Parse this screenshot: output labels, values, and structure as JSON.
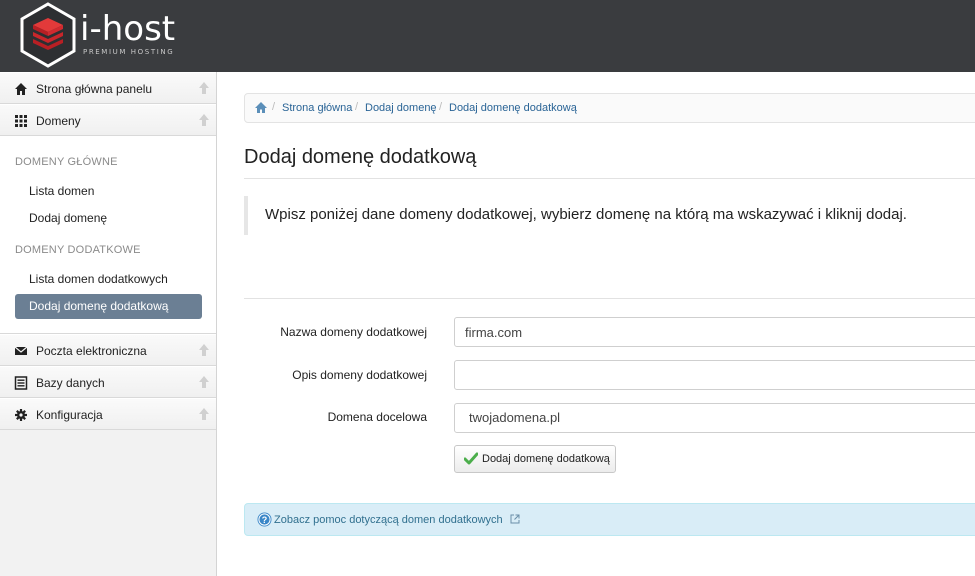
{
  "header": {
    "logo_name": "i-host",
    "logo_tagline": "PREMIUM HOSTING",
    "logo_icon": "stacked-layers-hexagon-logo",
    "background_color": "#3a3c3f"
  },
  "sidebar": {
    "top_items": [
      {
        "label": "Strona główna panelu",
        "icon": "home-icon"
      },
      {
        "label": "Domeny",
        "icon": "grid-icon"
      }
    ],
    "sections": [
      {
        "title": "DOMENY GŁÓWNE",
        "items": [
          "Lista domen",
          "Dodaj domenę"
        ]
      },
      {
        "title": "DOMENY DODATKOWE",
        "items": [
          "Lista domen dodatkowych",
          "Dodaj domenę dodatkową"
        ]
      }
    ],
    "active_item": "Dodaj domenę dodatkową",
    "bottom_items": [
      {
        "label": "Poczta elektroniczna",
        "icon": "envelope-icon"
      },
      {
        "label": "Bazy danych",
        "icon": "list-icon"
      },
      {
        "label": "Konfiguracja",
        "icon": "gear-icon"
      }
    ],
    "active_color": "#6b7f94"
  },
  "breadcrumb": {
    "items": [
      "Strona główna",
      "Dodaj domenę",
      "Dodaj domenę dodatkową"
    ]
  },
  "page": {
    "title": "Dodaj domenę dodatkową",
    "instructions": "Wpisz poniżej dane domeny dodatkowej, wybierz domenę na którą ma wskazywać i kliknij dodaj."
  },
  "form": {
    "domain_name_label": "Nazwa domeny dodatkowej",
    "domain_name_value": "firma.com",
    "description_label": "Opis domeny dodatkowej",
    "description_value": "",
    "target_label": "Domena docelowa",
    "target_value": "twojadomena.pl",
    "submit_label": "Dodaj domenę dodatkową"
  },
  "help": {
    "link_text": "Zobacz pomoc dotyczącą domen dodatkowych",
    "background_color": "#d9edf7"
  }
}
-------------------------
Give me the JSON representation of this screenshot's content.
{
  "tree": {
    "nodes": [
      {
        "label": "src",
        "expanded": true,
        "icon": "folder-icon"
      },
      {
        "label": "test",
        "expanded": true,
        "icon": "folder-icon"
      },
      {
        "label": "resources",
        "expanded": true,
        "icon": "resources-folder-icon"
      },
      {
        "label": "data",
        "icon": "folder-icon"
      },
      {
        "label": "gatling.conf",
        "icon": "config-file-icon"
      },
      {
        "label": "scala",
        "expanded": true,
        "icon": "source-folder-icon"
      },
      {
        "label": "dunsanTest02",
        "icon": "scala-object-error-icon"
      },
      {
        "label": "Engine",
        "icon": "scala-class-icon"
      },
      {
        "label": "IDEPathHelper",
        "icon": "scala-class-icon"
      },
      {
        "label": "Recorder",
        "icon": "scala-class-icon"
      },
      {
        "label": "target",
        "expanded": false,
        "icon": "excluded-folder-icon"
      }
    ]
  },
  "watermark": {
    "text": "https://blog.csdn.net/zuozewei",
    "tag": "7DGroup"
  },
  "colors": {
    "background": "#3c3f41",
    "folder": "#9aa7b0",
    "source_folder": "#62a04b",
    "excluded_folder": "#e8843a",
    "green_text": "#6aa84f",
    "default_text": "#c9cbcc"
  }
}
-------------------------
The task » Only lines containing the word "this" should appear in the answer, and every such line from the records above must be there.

Solved problem »
Parse this screenshot: output labels, values, and structure as JSON.
Give me the JSON representation of this screenshot's content.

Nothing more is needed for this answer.